Dataset records —
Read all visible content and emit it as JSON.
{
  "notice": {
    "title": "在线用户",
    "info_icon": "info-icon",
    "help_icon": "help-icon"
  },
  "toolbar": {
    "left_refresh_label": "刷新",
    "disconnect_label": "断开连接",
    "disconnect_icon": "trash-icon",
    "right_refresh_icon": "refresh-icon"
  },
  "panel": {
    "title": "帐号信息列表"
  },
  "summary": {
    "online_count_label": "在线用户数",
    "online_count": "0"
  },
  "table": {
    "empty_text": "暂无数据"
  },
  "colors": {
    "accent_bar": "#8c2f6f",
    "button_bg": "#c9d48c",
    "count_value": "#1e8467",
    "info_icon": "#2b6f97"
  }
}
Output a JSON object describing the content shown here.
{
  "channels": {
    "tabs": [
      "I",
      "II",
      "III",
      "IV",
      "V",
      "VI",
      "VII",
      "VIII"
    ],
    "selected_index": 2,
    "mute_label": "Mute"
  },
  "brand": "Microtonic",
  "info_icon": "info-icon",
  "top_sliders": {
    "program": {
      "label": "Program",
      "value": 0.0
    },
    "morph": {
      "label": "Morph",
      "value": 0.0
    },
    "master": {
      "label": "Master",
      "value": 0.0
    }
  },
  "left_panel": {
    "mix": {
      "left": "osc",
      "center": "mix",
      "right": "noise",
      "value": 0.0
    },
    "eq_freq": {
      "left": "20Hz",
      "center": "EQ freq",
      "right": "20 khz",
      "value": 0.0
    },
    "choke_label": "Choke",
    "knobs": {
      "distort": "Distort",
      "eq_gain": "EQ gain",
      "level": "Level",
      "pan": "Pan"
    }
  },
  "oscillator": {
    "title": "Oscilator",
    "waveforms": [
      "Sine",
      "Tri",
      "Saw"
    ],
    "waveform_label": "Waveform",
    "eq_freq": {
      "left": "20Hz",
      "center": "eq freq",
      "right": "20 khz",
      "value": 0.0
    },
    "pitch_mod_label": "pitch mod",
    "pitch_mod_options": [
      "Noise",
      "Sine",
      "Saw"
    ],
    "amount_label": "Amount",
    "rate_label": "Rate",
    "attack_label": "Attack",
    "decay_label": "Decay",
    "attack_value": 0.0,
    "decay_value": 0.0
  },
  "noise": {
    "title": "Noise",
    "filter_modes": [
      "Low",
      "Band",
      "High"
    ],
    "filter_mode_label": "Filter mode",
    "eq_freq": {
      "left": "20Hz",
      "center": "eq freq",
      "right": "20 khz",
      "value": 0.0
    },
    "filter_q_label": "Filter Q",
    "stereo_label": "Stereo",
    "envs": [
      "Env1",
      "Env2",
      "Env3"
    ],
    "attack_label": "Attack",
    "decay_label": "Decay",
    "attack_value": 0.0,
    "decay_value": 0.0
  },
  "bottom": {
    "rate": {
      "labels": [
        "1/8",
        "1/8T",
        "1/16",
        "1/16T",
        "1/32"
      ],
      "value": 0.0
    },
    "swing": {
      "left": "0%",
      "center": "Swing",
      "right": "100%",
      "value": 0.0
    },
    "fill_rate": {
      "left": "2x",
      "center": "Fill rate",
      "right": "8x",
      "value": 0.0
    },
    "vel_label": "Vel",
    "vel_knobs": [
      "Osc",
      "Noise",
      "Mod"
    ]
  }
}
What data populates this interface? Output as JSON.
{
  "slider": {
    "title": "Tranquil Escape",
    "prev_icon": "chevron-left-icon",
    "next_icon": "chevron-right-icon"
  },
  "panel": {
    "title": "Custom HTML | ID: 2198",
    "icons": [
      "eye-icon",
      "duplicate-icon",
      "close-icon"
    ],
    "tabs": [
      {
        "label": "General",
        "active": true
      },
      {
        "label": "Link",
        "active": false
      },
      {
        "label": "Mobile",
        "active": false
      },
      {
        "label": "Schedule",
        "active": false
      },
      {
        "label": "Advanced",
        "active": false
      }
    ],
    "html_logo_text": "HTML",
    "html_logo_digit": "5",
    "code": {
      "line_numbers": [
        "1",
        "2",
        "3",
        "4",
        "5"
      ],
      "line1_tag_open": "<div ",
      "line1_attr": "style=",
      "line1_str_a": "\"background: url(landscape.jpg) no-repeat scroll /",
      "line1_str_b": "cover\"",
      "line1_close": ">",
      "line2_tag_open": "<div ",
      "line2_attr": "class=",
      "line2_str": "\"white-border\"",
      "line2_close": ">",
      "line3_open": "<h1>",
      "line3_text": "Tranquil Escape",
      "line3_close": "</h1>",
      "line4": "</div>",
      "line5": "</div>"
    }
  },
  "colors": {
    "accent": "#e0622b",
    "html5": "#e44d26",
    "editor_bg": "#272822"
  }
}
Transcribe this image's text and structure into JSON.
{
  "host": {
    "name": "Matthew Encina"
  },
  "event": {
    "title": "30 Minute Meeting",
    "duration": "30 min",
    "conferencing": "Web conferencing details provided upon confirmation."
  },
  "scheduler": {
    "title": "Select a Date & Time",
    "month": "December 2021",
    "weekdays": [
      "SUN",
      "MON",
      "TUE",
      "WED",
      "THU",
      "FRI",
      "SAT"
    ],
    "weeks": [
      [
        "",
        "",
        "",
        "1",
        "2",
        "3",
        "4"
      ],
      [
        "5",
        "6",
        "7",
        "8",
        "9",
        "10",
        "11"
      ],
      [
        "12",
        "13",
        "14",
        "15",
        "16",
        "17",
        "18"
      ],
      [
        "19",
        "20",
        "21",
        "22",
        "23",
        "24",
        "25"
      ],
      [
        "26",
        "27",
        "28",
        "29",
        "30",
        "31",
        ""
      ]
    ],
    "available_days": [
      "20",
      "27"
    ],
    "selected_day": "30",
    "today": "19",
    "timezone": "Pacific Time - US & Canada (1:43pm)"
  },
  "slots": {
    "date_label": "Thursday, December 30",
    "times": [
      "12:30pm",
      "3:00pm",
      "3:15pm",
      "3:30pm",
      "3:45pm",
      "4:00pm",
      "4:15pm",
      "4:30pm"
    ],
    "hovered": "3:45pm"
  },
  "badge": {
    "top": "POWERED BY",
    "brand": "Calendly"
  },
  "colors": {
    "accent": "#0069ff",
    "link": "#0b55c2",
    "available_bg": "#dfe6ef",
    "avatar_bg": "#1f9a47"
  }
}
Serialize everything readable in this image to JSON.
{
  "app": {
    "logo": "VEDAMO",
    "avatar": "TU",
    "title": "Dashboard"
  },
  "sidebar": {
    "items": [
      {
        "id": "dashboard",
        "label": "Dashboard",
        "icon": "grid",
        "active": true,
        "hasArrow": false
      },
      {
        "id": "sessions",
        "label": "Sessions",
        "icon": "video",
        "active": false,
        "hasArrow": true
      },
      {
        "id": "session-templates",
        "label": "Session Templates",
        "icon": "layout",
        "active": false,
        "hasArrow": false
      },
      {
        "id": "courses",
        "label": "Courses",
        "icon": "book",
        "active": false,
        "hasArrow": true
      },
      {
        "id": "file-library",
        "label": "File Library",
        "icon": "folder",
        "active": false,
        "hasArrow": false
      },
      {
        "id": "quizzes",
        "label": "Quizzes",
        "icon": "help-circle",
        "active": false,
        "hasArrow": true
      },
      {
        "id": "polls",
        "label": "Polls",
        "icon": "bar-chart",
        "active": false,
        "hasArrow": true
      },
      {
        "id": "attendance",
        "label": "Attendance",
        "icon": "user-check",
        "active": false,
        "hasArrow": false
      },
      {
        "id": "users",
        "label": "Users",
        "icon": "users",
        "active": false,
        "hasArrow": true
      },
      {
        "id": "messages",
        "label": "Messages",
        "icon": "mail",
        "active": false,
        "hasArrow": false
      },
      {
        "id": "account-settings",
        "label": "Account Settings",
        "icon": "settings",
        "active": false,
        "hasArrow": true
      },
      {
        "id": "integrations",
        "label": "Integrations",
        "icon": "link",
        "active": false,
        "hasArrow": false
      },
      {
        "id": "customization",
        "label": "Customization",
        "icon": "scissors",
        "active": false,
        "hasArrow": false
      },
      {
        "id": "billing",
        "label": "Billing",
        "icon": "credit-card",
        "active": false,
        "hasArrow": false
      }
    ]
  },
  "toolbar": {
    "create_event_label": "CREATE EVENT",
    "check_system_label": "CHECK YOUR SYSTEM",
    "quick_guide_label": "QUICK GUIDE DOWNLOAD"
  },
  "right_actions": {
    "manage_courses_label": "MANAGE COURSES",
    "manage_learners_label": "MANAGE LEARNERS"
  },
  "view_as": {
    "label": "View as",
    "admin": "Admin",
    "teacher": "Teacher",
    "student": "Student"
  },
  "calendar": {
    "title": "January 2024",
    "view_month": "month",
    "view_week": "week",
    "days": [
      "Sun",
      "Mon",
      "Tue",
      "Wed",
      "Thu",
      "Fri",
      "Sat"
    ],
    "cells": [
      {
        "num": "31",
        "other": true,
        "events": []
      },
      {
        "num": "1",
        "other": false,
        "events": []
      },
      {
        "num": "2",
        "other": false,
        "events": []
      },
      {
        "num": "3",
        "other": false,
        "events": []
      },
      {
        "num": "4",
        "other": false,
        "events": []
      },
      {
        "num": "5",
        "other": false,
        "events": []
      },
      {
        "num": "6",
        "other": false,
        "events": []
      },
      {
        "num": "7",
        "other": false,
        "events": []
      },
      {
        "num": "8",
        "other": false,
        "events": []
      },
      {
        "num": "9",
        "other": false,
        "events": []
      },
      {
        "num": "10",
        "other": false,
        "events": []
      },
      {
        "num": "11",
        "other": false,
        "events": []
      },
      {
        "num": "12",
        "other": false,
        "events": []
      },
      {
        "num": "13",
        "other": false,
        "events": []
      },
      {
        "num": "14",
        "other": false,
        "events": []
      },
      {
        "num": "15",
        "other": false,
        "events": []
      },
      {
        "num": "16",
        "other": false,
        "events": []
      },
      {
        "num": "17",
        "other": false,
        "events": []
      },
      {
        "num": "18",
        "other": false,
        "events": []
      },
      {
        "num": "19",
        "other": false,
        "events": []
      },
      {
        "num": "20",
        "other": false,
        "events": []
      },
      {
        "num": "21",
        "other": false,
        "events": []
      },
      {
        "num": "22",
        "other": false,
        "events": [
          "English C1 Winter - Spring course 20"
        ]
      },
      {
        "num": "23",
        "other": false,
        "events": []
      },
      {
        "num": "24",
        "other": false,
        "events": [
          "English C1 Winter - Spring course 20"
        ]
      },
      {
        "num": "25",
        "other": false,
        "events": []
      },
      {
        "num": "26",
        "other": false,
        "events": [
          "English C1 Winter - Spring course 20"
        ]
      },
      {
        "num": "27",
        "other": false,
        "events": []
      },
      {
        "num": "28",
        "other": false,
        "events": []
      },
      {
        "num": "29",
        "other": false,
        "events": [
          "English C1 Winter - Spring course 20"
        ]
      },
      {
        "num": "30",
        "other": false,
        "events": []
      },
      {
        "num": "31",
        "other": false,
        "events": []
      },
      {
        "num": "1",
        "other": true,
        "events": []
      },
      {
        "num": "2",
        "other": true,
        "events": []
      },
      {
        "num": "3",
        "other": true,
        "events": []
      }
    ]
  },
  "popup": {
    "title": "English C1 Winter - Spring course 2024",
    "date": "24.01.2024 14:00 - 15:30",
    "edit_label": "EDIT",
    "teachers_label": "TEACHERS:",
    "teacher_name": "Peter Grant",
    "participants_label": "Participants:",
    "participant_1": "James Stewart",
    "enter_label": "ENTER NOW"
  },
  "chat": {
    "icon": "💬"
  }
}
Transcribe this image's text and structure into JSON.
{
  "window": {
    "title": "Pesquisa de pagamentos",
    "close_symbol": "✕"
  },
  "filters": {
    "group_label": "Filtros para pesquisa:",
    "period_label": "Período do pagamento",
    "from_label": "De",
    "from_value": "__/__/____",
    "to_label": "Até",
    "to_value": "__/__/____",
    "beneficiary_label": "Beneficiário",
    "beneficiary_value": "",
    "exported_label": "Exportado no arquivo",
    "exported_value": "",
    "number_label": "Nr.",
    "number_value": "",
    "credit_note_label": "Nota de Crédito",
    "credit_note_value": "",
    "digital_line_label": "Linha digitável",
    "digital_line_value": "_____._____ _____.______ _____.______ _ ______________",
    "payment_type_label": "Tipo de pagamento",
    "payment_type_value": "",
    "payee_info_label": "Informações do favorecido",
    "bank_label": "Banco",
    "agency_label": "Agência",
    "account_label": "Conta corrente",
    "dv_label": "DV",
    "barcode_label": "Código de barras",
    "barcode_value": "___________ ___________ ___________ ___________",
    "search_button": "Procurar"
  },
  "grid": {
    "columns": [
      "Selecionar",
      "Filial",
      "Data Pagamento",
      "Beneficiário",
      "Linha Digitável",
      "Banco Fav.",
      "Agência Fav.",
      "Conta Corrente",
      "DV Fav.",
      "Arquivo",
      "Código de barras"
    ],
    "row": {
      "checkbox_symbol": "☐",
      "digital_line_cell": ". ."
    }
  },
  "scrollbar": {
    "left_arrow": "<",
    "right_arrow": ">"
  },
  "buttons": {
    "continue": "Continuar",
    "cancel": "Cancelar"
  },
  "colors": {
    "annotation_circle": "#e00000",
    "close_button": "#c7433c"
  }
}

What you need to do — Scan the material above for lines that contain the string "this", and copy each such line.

Result —
What data populates this interface? Output as JSON.
Transcribe this image's text and structure into JSON.
Serialize everything readable in this image to JSON.
Transcribe this image's text and structure into JSON.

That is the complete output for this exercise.